I spent some time this morning with a group of young people, in part discussing their experience online. The noble Lord is right that the pandemic presents significant challenges, and they were clear that they wanted a safe space online as well as physical safe spaces. The Government share that aspiration. We expect to publish our response to the online harms consultation this autumn and to introduce the legislation this Session.
My Lords, I was very disappointed to see in the final version of the code that the section dealing with age-appropriate application has been watered down to leave out reference to age-verification mechanisms. Is this because the age-verification provisions of the Digital Economy Act have been kicked into the long grass at the behest of the pornography industry so that we will not have officially sanctioned age-verification tools available any time soon?
We believe that our online harms proposals will deliver a much higher level of protection for children, as is absolutely appropriate. We expect companies to use a proportionate range of tools, including age-assurance and age-verification technologies, to prevent children accessing inappropriate behaviour, whether that be via a website or social media.
May I too push the Government to use the design code to cover the content of publicly accessible parts of pornographic websites, since the Government are not implementing Part 3 of the Digital Economy Act to protect children? Any online harms Act will be a long time in becoming effective, and such sites are highly attractive to young teenagers.
We agree absolutely about the importance of protecting young children online and that is why we are aiming to have the most ambitious online harms legislation in the world. My right honourable friend the Secretary of State and the Minister for Digital and Culture meet representatives of the industry regularly to urge them to improve their actions in this area.
My Lords, does my noble friend agree that the code represents a negotiation vis-à-vis the tech companies and thus there is no reason for any delay in laying it before Parliament?
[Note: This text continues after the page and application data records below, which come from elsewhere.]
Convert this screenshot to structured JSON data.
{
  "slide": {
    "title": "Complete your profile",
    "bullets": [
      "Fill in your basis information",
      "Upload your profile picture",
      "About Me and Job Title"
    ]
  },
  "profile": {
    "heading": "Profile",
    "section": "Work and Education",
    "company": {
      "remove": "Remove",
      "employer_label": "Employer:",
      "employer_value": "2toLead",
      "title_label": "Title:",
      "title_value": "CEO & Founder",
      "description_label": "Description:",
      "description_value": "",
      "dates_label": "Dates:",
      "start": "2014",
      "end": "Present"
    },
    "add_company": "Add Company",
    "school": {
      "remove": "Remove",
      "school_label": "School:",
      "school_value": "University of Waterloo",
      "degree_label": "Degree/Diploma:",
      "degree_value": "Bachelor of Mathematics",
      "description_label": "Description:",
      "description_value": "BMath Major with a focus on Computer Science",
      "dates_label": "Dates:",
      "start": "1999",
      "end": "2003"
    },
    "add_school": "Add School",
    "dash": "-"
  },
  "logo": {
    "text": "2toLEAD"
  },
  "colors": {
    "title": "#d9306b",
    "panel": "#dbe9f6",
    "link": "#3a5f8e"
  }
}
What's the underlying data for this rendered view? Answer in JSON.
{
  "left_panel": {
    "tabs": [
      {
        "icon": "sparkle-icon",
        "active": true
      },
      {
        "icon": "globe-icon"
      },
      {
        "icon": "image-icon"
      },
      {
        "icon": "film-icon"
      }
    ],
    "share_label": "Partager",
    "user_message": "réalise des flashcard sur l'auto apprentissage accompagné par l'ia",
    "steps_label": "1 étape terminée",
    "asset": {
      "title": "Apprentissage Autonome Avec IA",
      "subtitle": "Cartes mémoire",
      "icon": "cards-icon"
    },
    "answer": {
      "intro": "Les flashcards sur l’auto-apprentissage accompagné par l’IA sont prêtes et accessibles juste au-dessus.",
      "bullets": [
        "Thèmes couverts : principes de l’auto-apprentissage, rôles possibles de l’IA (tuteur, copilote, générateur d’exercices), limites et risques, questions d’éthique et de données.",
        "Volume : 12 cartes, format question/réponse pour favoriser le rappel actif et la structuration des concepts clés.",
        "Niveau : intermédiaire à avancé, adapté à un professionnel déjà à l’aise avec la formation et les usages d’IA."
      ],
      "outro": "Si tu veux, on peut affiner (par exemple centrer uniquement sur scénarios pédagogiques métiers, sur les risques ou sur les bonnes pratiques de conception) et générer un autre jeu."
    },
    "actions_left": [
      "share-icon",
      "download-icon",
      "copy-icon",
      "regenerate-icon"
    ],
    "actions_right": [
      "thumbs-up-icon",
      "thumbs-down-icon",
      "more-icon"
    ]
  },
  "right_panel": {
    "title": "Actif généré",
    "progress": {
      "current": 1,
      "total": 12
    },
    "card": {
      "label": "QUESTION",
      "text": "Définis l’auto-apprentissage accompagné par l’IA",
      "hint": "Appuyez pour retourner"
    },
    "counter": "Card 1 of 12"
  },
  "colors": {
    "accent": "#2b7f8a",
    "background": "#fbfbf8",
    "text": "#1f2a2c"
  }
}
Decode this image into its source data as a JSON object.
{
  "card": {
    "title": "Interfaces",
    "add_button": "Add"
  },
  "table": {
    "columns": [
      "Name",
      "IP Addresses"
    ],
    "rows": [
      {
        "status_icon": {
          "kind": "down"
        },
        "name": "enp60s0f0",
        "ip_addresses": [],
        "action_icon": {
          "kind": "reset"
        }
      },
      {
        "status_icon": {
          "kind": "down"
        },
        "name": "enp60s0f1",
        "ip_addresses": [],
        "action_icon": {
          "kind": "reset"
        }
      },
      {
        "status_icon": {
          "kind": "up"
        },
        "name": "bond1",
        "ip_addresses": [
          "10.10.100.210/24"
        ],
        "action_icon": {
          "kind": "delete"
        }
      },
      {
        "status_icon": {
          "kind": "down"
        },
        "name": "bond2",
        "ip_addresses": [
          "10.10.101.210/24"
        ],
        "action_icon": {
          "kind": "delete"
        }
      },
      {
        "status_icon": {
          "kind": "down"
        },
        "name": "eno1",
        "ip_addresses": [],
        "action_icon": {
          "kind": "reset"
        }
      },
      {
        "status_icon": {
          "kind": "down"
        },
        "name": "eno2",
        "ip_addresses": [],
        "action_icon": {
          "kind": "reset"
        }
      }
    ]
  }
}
Does she further agree that it should be laid before Parliament before 10 June to enable it to pass before the summer break? This would enable the Government to deliver on the claim that the UK is the safest place on the planet to be online.
The negotiation is not just with the tech companies. We have ambitions to be not only a commercially attractive place for tech companies but a very safe place to be online, while ensuring that freedom of speech is upheld. The timing of the laying of the code is dependent on discussions with the House authorities. As my noble friend is aware, there is a backlog of work which needs to be processed because of the impact of Covid-19.
The guidance from the Information Commissioner says that for a service to be considered likely to be accessed by a child, the possibility of that happening needs to be more probable than not. Does that mean the probability of one or a few children accessing a site or that 50% of children might do so? Does the Minister agree that a 50% or one in two interpretation is not tight enough?
My Lords, which of the standards in the code is my noble friend the Minister going to concentrate on as we move into regulation? I am particularly concerned about the standard that requires connected toys and devices to comply with the principles of the code. As has been said, a lot of children are now in touch with these devices, so I want to be sure that the technical side of this issue has been completely covered when we proceed.
My noble friend is right. We must ensure that all the technical aspects have been addressed. Obviously, these will evolve over time so we will need to continue to stay alert to this. However, the wider aspiration of the code is essential as regards GDPR compliance. We are already talking to and working with the social media companies and others because obviously a number of aspects of this in relation to GDPR compliance are already part of our law.
The Minister will be aware of a letter sent last night by children’s charities setting out the many harms that have increased during the pandemic. They are now demanding that the Government should lay the code. My understanding is that doing so would take only a handful of hours for the Civil Service and just minutes of parliamentary time. Given that, can the Minister explain what is in the way of doing so now, apart from political will? Further, does she agree that this is an important test of the Government’s commitment to tackling online harms? If they fail to act, they will bear considerable responsibility for harms that might have been prevented.
The noble Baroness will be aware from the evidence given by my honourable friend the Minister for Digital and Culture that we absolutely see this issue as an urgent one but that we are unable to give a timescale at the moment. That is not due to a lack of will but simply that part of this is out of our hands. It is being actively pursued in discussions with the House authorities and will be dealt with as soon as possible.